Data under study:
- - - -

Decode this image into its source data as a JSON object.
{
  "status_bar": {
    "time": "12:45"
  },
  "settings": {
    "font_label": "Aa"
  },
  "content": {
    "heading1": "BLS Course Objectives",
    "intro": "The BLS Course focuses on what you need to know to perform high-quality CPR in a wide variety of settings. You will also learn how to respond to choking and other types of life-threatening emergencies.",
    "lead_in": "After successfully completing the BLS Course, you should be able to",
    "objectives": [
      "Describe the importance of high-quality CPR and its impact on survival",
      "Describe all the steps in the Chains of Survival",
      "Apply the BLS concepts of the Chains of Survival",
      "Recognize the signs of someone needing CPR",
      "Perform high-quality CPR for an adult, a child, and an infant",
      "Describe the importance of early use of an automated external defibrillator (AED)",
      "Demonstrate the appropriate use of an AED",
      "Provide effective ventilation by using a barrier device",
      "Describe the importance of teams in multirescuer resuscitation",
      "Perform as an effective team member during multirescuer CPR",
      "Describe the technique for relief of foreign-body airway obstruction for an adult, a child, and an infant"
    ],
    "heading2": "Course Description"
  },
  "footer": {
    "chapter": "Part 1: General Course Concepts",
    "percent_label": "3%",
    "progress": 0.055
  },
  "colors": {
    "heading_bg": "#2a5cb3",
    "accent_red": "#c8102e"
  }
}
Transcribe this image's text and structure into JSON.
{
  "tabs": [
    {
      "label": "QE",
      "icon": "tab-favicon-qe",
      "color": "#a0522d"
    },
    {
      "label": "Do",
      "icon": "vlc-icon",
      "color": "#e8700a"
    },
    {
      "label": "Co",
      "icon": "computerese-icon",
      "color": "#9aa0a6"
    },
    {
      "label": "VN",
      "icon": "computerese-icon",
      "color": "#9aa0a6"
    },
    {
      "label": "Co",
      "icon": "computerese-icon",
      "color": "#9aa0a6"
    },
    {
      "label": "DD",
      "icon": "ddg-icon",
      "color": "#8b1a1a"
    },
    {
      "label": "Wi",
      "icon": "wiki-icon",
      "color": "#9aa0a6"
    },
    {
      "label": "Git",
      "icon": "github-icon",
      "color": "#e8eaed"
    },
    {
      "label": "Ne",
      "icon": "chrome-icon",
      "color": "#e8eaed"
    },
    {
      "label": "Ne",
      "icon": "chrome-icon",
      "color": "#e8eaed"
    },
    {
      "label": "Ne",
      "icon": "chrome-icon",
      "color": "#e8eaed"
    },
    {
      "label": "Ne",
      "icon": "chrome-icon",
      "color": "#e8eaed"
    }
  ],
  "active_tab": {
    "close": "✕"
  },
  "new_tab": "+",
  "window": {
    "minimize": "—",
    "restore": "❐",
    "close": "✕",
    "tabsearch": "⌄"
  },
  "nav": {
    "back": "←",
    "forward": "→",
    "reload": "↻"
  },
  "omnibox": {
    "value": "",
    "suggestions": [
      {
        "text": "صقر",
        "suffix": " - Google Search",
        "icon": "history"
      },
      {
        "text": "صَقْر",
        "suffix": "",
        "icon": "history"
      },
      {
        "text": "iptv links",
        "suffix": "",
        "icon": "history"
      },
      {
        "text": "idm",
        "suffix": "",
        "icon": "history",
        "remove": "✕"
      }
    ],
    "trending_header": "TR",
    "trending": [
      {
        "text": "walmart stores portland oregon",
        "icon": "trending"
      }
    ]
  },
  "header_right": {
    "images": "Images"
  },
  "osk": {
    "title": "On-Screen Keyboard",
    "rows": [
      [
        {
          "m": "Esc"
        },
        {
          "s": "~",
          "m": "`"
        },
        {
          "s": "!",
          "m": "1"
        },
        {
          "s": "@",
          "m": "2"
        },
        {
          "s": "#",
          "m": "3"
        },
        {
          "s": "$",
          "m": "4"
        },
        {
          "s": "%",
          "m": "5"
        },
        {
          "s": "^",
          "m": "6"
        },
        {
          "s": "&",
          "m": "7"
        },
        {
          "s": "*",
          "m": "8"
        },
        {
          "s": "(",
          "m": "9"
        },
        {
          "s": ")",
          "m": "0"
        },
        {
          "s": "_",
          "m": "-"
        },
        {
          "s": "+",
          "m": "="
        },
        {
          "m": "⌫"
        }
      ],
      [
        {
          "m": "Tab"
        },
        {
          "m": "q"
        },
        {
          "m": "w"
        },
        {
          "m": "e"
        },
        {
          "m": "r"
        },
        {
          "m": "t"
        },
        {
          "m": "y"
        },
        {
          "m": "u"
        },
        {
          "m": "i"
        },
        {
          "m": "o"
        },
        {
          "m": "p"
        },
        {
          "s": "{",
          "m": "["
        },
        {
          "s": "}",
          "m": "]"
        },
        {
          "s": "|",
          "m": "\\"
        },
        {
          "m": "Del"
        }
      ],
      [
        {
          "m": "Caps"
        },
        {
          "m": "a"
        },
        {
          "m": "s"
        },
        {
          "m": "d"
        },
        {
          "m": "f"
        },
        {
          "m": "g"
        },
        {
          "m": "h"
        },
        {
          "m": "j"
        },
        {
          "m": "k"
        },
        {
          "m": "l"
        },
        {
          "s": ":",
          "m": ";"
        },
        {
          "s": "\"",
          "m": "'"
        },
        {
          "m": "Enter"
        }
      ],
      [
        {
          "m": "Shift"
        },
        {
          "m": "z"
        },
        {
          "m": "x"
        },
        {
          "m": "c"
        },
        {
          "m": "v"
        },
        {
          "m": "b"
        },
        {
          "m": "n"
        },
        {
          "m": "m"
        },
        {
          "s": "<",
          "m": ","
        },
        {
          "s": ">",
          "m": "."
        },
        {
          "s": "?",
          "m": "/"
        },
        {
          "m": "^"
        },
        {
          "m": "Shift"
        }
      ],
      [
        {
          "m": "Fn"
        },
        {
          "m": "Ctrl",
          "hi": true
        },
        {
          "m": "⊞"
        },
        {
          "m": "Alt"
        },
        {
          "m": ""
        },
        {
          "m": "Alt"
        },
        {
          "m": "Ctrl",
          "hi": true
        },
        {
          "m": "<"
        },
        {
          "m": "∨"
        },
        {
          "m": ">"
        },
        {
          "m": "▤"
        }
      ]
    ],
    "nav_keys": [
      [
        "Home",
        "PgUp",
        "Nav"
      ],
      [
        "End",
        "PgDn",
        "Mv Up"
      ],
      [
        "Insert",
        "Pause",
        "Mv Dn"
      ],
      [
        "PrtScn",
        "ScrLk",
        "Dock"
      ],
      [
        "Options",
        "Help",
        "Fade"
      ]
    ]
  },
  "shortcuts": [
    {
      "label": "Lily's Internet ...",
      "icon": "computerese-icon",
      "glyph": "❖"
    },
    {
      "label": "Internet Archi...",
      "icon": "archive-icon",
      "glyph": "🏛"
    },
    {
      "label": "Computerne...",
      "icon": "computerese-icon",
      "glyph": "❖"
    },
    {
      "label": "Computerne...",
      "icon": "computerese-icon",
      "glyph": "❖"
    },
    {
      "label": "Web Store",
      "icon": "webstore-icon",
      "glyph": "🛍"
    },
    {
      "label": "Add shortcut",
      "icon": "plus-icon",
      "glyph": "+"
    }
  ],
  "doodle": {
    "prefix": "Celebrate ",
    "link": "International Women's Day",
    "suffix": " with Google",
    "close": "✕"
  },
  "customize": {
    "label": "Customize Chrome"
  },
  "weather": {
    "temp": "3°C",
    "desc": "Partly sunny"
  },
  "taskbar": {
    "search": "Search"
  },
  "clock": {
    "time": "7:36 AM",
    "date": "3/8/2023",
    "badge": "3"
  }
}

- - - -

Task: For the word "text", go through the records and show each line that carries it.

The answer:
Transcribe this image's text and structure into JSON.
        "text": "صقر",
        "text": "صَقْر",
        "text": "iptv links",
        "text": "idm",
        "text": "walmart stores portland oregon",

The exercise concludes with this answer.